WHAT YOU WILL DO
A word-for-word copy of the listing is needed. Retype it in full.

DATA RECORDS

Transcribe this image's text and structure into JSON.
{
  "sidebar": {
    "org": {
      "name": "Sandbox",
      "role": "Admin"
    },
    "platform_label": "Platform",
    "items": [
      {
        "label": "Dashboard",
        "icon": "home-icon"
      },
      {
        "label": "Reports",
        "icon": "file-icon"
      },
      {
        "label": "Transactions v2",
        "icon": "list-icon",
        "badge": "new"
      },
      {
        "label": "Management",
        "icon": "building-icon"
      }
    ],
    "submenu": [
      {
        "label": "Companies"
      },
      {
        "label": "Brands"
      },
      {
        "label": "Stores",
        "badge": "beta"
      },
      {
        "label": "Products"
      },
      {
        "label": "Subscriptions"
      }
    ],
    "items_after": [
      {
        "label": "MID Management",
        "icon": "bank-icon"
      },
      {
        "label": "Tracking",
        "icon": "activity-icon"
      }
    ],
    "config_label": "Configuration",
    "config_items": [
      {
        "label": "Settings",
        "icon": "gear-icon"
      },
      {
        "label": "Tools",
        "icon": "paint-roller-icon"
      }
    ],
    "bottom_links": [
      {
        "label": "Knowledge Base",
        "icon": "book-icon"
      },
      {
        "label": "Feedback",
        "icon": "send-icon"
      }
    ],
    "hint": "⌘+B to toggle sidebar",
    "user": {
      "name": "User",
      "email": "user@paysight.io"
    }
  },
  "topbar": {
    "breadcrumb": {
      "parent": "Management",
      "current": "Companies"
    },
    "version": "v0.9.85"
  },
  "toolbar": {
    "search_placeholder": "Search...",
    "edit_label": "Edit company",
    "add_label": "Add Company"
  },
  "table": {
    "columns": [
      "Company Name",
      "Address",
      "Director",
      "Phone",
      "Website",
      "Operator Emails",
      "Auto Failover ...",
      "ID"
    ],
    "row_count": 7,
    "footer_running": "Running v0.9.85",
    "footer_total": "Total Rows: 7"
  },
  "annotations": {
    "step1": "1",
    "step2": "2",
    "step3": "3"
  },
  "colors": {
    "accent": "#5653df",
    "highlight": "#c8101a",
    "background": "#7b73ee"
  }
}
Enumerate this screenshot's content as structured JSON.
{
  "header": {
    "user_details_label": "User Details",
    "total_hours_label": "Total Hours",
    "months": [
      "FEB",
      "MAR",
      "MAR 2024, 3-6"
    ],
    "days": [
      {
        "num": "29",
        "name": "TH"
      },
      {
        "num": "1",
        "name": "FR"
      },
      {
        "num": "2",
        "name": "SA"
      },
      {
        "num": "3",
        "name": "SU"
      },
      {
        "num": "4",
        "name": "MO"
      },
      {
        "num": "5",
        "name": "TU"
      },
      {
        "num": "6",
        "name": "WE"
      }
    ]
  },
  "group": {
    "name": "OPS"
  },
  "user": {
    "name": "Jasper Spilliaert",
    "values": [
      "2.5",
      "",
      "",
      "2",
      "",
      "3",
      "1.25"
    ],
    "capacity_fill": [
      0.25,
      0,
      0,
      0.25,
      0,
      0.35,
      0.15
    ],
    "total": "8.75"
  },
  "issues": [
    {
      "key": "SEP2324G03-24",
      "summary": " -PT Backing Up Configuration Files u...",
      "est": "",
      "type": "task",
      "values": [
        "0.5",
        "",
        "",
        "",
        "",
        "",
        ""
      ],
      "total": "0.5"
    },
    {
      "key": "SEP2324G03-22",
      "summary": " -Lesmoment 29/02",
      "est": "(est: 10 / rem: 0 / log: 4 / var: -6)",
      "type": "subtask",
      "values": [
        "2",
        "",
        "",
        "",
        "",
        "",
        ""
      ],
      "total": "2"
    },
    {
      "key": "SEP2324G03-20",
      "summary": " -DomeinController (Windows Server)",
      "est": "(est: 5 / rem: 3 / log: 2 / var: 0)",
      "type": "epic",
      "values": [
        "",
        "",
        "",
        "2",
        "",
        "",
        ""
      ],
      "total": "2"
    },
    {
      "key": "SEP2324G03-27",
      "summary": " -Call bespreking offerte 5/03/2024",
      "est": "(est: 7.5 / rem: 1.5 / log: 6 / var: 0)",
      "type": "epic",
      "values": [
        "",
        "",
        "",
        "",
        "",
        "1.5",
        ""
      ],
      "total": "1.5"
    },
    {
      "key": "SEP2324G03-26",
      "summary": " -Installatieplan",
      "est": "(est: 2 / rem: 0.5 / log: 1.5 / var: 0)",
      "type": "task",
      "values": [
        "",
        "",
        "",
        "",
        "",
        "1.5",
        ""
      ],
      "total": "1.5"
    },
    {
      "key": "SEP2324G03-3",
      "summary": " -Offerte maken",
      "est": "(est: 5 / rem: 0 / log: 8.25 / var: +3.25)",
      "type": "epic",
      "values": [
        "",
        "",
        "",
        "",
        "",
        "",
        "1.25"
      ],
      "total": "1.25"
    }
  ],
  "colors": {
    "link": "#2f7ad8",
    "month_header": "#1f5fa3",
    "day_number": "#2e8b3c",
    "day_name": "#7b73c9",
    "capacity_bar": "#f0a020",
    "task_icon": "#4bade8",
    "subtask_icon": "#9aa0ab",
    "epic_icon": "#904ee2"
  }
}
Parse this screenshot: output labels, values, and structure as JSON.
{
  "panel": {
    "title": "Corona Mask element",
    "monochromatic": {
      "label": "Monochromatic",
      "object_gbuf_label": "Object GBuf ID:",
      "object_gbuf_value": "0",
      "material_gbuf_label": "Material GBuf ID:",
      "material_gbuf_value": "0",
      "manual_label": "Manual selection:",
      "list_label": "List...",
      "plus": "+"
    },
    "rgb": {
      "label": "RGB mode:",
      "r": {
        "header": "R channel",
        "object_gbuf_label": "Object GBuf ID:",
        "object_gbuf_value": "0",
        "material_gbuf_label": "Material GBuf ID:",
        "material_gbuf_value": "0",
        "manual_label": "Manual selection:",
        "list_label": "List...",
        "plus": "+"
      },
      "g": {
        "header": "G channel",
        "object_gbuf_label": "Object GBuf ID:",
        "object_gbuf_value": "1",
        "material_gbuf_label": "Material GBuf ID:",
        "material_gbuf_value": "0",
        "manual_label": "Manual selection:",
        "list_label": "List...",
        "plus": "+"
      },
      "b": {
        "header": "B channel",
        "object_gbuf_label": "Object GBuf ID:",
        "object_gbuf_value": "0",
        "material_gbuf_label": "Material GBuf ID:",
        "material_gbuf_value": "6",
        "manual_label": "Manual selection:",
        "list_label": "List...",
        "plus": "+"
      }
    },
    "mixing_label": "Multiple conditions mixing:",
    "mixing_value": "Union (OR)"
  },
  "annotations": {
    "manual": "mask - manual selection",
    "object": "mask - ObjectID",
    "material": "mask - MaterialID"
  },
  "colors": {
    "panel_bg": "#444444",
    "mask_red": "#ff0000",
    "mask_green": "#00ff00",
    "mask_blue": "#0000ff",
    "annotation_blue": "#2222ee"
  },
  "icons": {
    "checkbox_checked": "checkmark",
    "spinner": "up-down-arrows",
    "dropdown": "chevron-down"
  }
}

RESPONSE BELOW
Transcribe this image's text and structure into JSON.
{
  "sidebar": {
    "org": {
      "name": "Sandbox",
      "role": "Admin"
    },
    "platform_label": "Platform",
    "items": [
      {
        "label": "Dashboard",
        "icon": "home-icon"
      },
      {
        "label": "Reports",
        "icon": "file-icon"
      },
      {
        "label": "Transactions v2",
        "icon": "list-icon",
        "badge": "new"
      },
      {
        "label": "Management",
        "icon": "building-icon"
      }
    ],
    "submenu": [
      {
        "label": "Companies"
      },
      {
        "label": "Brands"
      },
      {
        "label": "Stores",
        "badge": "beta"
      },
      {
        "label": "Products"
      },
      {
        "label": "Subscriptions"
      }
    ],
    "items_after": [
      {
        "label": "MID Management",
        "icon": "bank-icon"
      },
      {
        "label": "Tracking",
        "icon": "activity-icon"
      }
    ],
    "config_label": "Configuration",
    "config_items": [
      {
        "label": "Settings",
        "icon": "gear-icon"
      },
      {
        "label": "Tools",
        "icon": "paint-roller-icon"
      }
    ],
    "bottom_links": [
      {
        "label": "Knowledge Base",
        "icon": "book-icon"
      },
      {
        "label": "Feedback",
        "icon": "send-icon"
      }
    ],
    "hint": "⌘+B to toggle sidebar",
    "user": {
      "name": "User",
      "email": "user@paysight.io"
    }
  },
  "topbar": {
    "breadcrumb": {
      "parent": "Management",
      "current": "Companies"
    },
    "version": "v0.9.85"
  },
  "toolbar": {
    "search_placeholder": "Search...",
    "edit_label": "Edit company",
    "add_label": "Add Company"
  },
  "table": {
    "columns": [
      "Company Name",
      "Address",
      "Director",
      "Phone",
      "Website",
      "Operator Emails",
      "Auto Failover ...",
      "ID"
    ],
    "row_count": 7,
    "footer_running": "Running v0.9.85",
    "footer_total": "Total Rows: 7"
  },
  "annotations": {
    "step1": "1",
    "step2": "2",
    "step3": "3"
  },
  "colors": {
    "accent": "#5653df",
    "highlight": "#c8101a",
    "background": "#7b73ee"
  }
}
Enumerate this screenshot's content as structured JSON.
{
  "header": {
    "user_details_label": "User Details",
    "total_hours_label": "Total Hours",
    "months": [
      "FEB",
      "MAR",
      "MAR 2024, 3-6"
    ],
    "days": [
      {
        "num": "29",
        "name": "TH"
      },
      {
        "num": "1",
        "name": "FR"
      },
      {
        "num": "2",
        "name": "SA"
      },
      {
        "num": "3",
        "name": "SU"
      },
      {
        "num": "4",
        "name": "MO"
      },
      {
        "num": "5",
        "name": "TU"
      },
      {
        "num": "6",
        "name": "WE"
      }
    ]
  },
  "group": {
    "name": "OPS"
  },
  "user": {
    "name": "Jasper Spilliaert",
    "values": [
      "2.5",
      "",
      "",
      "2",
      "",
      "3",
      "1.25"
    ],
    "capacity_fill": [
      0.25,
      0,
      0,
      0.25,
      0,
      0.35,
      0.15
    ],
    "total": "8.75"
  },
  "issues": [
    {
      "key": "SEP2324G03-24",
      "summary": " -PT Backing Up Configuration Files u...",
      "est": "",
      "type": "task",
      "values": [
        "0.5",
        "",
        "",
        "",
        "",
        "",
        ""
      ],
      "total": "0.5"
    },
    {
      "key": "SEP2324G03-22",
      "summary": " -Lesmoment 29/02",
      "est": "(est: 10 / rem: 0 / log: 4 / var: -6)",
      "type": "subtask",
      "values": [
        "2",
        "",
        "",
        "",
        "",
        "",
        ""
      ],
      "total": "2"
    },
    {
      "key": "SEP2324G03-20",
      "summary": " -DomeinController (Windows Server)",
      "est": "(est: 5 / rem: 3 / log: 2 / var: 0)",
      "type": "epic",
      "values": [
        "",
        "",
        "",
        "2",
        "",
        "",
        ""
      ],
      "total": "2"
    },
    {
      "key": "SEP2324G03-27",
      "summary": " -Call bespreking offerte 5/03/2024",
      "est": "(est: 7.5 / rem: 1.5 / log: 6 / var: 0)",
      "type": "epic",
      "values": [
        "",
        "",
        "",
        "",
        "",
        "1.5",
        ""
      ],
      "total": "1.5"
    },
    {
      "key": "SEP2324G03-26",
      "summary": " -Installatieplan",
      "est": "(est: 2 / rem: 0.5 / log: 1.5 / var: 0)",
      "type": "task",
      "values": [
        "",
        "",
        "",
        "",
        "",
        "1.5",
        ""
      ],
      "total": "1.5"
    },
    {
      "key": "SEP2324G03-3",
      "summary": " -Offerte maken",
      "est": "(est: 5 / rem: 0 / log: 8.25 / var: +3.25)",
      "type": "epic",
      "values": [
        "",
        "",
        "",
        "",
        "",
        "",
        "1.25"
      ],
      "total": "1.25"
    }
  ],
  "colors": {
    "link": "#2f7ad8",
    "month_header": "#1f5fa3",
    "day_number": "#2e8b3c",
    "day_name": "#7b73c9",
    "capacity_bar": "#f0a020",
    "task_icon": "#4bade8",
    "subtask_icon": "#9aa0ab",
    "epic_icon": "#904ee2"
  }
}
Parse this screenshot: output labels, values, and structure as JSON.
{
  "panel": {
    "title": "Corona Mask element",
    "monochromatic": {
      "label": "Monochromatic",
      "object_gbuf_label": "Object GBuf ID:",
      "object_gbuf_value": "0",
      "material_gbuf_label": "Material GBuf ID:",
      "material_gbuf_value": "0",
      "manual_label": "Manual selection:",
      "list_label": "List...",
      "plus": "+"
    },
    "rgb": {
      "label": "RGB mode:",
      "r": {
        "header": "R channel",
        "object_gbuf_label": "Object GBuf ID:",
        "object_gbuf_value": "0",
        "material_gbuf_label": "Material GBuf ID:",
        "material_gbuf_value": "0",
        "manual_label": "Manual selection:",
        "list_label": "List...",
        "plus": "+"
      },
      "g": {
        "header": "G channel",
        "object_gbuf_label": "Object GBuf ID:",
        "object_gbuf_value": "1",
        "material_gbuf_label": "Material GBuf ID:",
        "material_gbuf_value": "0",
        "manual_label": "Manual selection:",
        "list_label": "List...",
        "plus": "+"
      },
      "b": {
        "header": "B channel",
        "object_gbuf_label": "Object GBuf ID:",
        "object_gbuf_value": "0",
        "material_gbuf_label": "Material GBuf ID:",
        "material_gbuf_value": "6",
        "manual_label": "Manual selection:",
        "list_label": "List...",
        "plus": "+"
      }
    },
    "mixing_label": "Multiple conditions mixing:",
    "mixing_value": "Union (OR)"
  },
  "annotations": {
    "manual": "mask - manual selection",
    "object": "mask - ObjectID",
    "material": "mask - MaterialID"
  },
  "colors": {
    "panel_bg": "#444444",
    "mask_red": "#ff0000",
    "mask_green": "#00ff00",
    "mask_blue": "#0000ff",
    "annotation_blue": "#2222ee"
  },
  "icons": {
    "checkbox_checked": "checkmark",
    "spinner": "up-down-arrows",
    "dropdown": "chevron-down"
  }
}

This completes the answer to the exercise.